We went snorkeling on the Great Barrier Reef on our fourth day in Queensland. What an amazing experience! Based on recommendations we’d gotten before the trip, we took a Tusa boat, and it was a good choice. It wasn’t as big as some of the other tour boats. The boat ride to the reef was about 1.5 hours, I believe. We used a disposable underwater camera, and the pictures turned out pretty great. Unfortunately, we haven’t gotten the pictures translated to digital, so you’re just going to have to take my word for it. We both went out snorkeling early on in the boat ride, and then I went by myself later. I came back to find my husband on the deck reading a book while three beautiful Italian women were sunbathing around him. Hmmm… 🙂
Nature Reserve and “The Outback”
On our final day in Queensland we decided we should try to actually see some of Australia’s famous wildlife. We’d only seen road-killed kangaroos and wallabies up to that point. So our first stop was at a wildlife sanctuary in Port Douglas. We saw kangaroos, wallabies, crocodiles, emus, koalas, cassowaries, and all kinds of native wildlife. Even though we had to pay to see Aussie wildlife, we were glad we did.

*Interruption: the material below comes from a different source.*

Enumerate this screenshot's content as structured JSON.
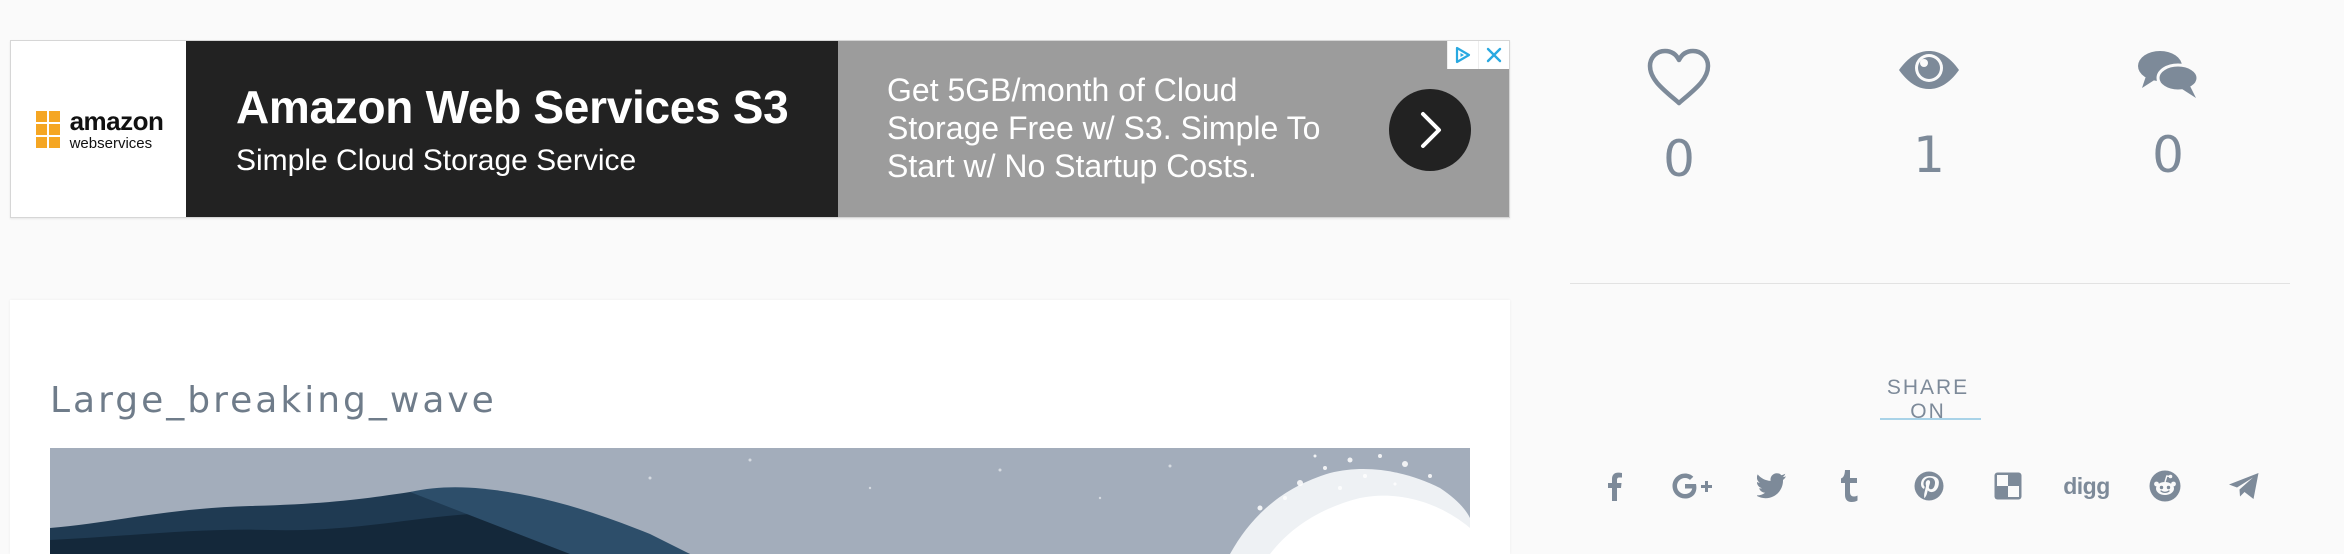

Next, since my husband was itching to see “the outback,” we decided to drive inland from the coast to see what we could find. Turns out that you don’t have to drive very far away from the coast to feel like you’re in the middle of nowhere. I believe we only drove in about 60 miles. We found ourselves in the Atherton Tablelands area, and the roads were gravel and washboarded. We saw termite mounds and vast open spaces with nothing, I mean nothing, out there.
- Traveling in winter was definitely great for keeping down tourist traffic on our trip. However, the biggest downside was that our days ended very early. It would have been nice to have early evening time to explore some more, but it was too dark to do so.
- A note on the exchange rate: I didn’t write down our exchange in New Zealand, but it wasn’t quite as good as when we were in Australia. When we went in 2002, the exchange rate was $1 US = $2 Australian. As of the writing of this post, the current exchange rate is $1 US = $1.28 Australian. So we were able to get much more lodging, food, fuel, and souvenirs for our dollar than we could if we took that trip today.
- Before we left, we brought a Kodak disposable camera from the US. It turns out it would have been cheaper to buy the same disposable camera–made by an American company–in Cairns, which is a really touristy town. Go figure.
- According to my journal, we had to pay for ketchup in Australian restaurants. Go figure.
If you find this post useful, check out World is Wide’s other destination posts from our travel bucket list: